THE REWARDS OF VISUAL OBSERVATION
Amateur astronomy is far from being solely a tick box exercise
MANY NON-ASTRONOMERS think that the rewards of visual astronomy come just from staring at things that are inherently beautiful to look at such as Saturn, the Moon or the Orion Nebula. Although aesthetic appreciation is certainly part of it, there are actually only a handful of objects that fit this bill.
For most astronomers, there are other rewards that keep them looking on those long, cold, nights; rewards that transform those glimpses of ‘faint fuzzy blobs’ and indistinct patches into wonderful distant, interacting galaxies.
Such rewards will be different for each observer, but many amateurs have developed a frame of mind in which some of the following may be appreciated.
First, a sense of awe: a contemplation of the vastness of space or the aeons that have passed, both in order to create the object as it currently appears, and during which its photons have travelled through space to reach your retinas.
Also, a sense of peace: a calming, therapeutic effect of being under the silent and open heavens, which puts the challenges of daily life into perspective.
There’s also the feeling of rising to a challenge.
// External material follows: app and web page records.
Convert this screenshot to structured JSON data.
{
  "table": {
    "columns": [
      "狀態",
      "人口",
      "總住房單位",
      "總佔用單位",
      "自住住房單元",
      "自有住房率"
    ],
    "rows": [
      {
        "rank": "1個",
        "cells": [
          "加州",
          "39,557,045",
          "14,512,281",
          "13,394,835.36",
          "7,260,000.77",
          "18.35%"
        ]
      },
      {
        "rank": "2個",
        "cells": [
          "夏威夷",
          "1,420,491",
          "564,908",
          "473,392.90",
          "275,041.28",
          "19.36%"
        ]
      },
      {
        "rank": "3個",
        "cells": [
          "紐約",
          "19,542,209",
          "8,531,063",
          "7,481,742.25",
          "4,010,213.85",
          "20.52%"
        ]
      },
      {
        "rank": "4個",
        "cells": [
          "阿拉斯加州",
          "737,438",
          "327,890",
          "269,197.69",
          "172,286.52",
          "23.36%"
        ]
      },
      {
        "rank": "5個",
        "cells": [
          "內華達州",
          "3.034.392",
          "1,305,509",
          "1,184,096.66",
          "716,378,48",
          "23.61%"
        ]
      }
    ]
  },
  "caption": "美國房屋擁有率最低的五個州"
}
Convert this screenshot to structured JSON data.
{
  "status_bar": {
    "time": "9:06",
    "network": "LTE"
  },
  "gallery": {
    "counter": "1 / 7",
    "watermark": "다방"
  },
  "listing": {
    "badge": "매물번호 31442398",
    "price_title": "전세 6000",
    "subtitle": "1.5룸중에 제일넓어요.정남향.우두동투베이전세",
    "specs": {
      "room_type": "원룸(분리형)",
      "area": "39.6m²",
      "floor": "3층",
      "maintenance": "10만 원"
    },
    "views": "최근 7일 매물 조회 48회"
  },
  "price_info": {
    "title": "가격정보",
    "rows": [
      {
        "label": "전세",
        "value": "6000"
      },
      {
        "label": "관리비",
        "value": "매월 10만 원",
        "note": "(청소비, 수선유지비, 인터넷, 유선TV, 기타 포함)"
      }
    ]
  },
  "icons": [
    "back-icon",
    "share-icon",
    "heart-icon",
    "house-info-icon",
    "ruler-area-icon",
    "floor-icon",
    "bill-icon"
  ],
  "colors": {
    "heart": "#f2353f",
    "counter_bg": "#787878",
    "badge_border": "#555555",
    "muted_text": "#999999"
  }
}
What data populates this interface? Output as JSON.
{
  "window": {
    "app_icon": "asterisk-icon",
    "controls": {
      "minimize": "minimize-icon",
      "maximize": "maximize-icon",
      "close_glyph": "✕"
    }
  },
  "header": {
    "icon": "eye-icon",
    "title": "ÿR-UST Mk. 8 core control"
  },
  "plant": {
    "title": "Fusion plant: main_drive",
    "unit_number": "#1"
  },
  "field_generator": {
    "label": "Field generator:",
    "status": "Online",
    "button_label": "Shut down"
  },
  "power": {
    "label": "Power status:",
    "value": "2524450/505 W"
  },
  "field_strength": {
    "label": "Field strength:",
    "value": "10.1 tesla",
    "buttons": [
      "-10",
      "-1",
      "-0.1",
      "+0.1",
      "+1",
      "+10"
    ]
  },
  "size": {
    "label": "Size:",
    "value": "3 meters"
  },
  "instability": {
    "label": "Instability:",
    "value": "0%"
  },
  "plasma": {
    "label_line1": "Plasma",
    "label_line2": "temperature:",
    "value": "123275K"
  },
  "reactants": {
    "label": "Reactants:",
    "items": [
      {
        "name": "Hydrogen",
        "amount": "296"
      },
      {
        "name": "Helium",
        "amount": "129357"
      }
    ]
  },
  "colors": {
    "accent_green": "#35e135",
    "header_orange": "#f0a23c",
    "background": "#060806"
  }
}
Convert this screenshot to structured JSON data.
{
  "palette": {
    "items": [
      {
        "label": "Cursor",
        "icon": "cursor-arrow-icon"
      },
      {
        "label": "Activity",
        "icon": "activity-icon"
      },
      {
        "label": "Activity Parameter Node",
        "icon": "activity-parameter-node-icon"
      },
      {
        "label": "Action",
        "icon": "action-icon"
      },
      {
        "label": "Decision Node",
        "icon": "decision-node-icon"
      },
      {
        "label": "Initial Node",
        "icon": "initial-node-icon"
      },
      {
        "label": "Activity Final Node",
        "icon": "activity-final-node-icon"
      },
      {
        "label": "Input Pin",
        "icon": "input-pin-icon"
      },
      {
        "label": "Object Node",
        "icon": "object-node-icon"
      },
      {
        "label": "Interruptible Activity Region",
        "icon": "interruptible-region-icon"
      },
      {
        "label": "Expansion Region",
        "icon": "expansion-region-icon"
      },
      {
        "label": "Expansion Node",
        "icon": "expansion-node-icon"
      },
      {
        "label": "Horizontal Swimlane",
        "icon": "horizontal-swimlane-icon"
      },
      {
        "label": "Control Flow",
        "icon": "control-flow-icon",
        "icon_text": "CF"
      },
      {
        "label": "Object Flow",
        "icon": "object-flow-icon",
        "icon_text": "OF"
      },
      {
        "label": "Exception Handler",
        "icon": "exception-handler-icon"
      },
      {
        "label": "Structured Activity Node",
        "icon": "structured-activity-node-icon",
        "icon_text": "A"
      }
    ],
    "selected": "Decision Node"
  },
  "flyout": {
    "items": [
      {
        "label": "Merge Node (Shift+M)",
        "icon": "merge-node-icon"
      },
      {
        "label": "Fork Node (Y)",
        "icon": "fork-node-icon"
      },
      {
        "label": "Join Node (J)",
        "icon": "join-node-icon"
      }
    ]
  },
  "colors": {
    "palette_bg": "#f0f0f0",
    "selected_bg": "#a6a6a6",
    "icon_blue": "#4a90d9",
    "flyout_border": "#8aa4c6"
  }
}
Detecting faint objects or seeing difficult detail within objects, such as all five members of Stephan’s Quintet or the central star of the Ring Nebula, is immensely satisfying and shows that progress is being made as you continue to explore.
For some, staring into the Milky Way’s vastness is a reminder of how small Earth actually is